Andre still looked concerned. Somehow, his shoulders got bigger and his face darker.

“It's totally fine,” I replied, putting on a smile and trying to diffuse the situation. “Oh, and here's your Frisbee.”

I leaned over and tried to pick up the plastic disk. Unfortunately, I only picked up half of it, as it had broken into two pieces. I wasn't sure who exactly had landed on it, but given the ache in my hip, it was probably me.

“I am so sorry,” I said quickly. “I can buy you a new one.”

The first man laughed. “Miss, if anything, I should be buying you something. The Frisbee is my fault. I'm the one who ran into you.”

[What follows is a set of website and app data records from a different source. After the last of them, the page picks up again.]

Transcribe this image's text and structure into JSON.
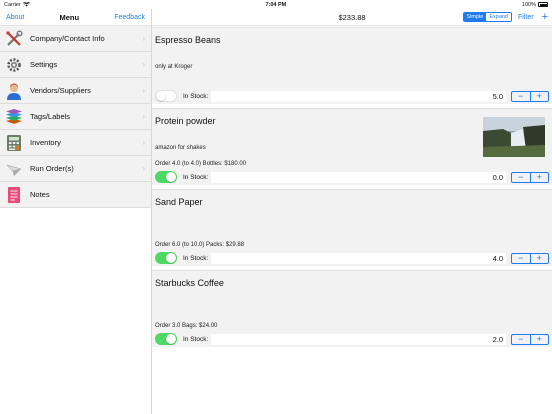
{
  "status": {
    "carrier": "Carrier",
    "time": "7:04 PM",
    "battery": "100%"
  },
  "sidebar": {
    "about": "About",
    "title": "Menu",
    "feedback": "Feedback",
    "items": [
      {
        "label": "Company/Contact Info",
        "icon": "tools-icon"
      },
      {
        "label": "Settings",
        "icon": "gear-icon"
      },
      {
        "label": "Vendors/Suppliers",
        "icon": "person-icon"
      },
      {
        "label": "Tags/Labels",
        "icon": "layers-icon"
      },
      {
        "label": "Inventory",
        "icon": "calculator-icon"
      },
      {
        "label": "Run Order(s)",
        "icon": "send-icon"
      },
      {
        "label": "Notes",
        "icon": "notepad-icon"
      }
    ]
  },
  "main": {
    "total": "$233.88",
    "view_simple": "Simple",
    "view_expand": "Expand",
    "filter": "Filter",
    "add": "+"
  },
  "items": [
    {
      "name": "Espresso Beans",
      "note": "only at Kroger",
      "order": "",
      "stock_label": "In Stock:",
      "stock": "5.0",
      "tracked": false
    },
    {
      "name": "Protein powder",
      "note": "amazon for shakes",
      "order": "Order 4.0 (to 4.0) Bottles: $180.00",
      "stock_label": "In Stock:",
      "stock": "0.0",
      "tracked": true
    },
    {
      "name": "Sand Paper",
      "note": "",
      "order": "Order 6.0 (to 10.0) Packs: $29.88",
      "stock_label": "In Stock:",
      "stock": "4.0",
      "tracked": true
    },
    {
      "name": "Starbucks Coffee",
      "note": "",
      "order": "Order 3.0 Bags: $24.00",
      "stock_label": "In Stock:",
      "stock": "2.0",
      "tracked": true
    }
  ],
  "stepper": {
    "minus": "−",
    "plus": "+"
  },
  "colors": {
    "accent": "#1e7cf2",
    "toggle_on": "#4cd964",
    "card_bg": "#f2f2f2"
  }
}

I looked down at the broken plastic in my hands and realized he was right. I held out the broken piece to him and he took it with a smile.

“This is my friend, Andre. I'm Henry, by the way,” he introduced himself. He put the broken piece of Frisbee in his left hand and held out his right.

Andre nodded politely as I reached out and shook Henry's hand. His grip felt just as nice the second time as it had the first. Strong. Confident.

“I'm Aria,” I told him. “It's nice to meet you.”

“The pleasure, and responsibility is mine,” he replied. His accent made him sound like a chivalrous knight of old. He was probably only in his late twenties or early thirties, but he had a depth and confidence to him I didn't see often in men my own age.

“It's fine,” I assured him. “Other than some grass, no harm.”

Those blue eyes watched me for a moment, as if weighing my words. “Alright, then.”

Andre started walking away, and I assumed that was the end. It was time for me to be going, anyway. I needed to go fill out paperwork and yell at my stepmother.

I picked up my fallen purse and empty coffee cup. At least I had finished my coffee before Henry ran into me.

“Let me buy you lunch,” he said.

I turned in surprise, thinking he had already left. Instead he stood to the side, smiling and holding his broken toy.

“I have to go,” I told him, straightening up with my things. “I'm supposed to be somewhere.”

“Coffee, then?” he asked, pointing to my cup. “I am doubly sorry if I spilled it. I can get you a new one on your way.”

“It was empty,” I reassured him with a smile. His concern was sweet. “And it's fine. I'm good, I promise.”

“I feel badly, and I want to make it right,” he replied. His blue eyes were serious. “Please, let me make it up to you. Tell me where I can find you. I'll bring you lunch tomorrow.”

I chewed on my lip. I didn't want to tell a strange man where to find me, but I did need to get going. I was late as it was. There were limits to what my stepmother would tolerate. I couldn't stay here or stop for coffee.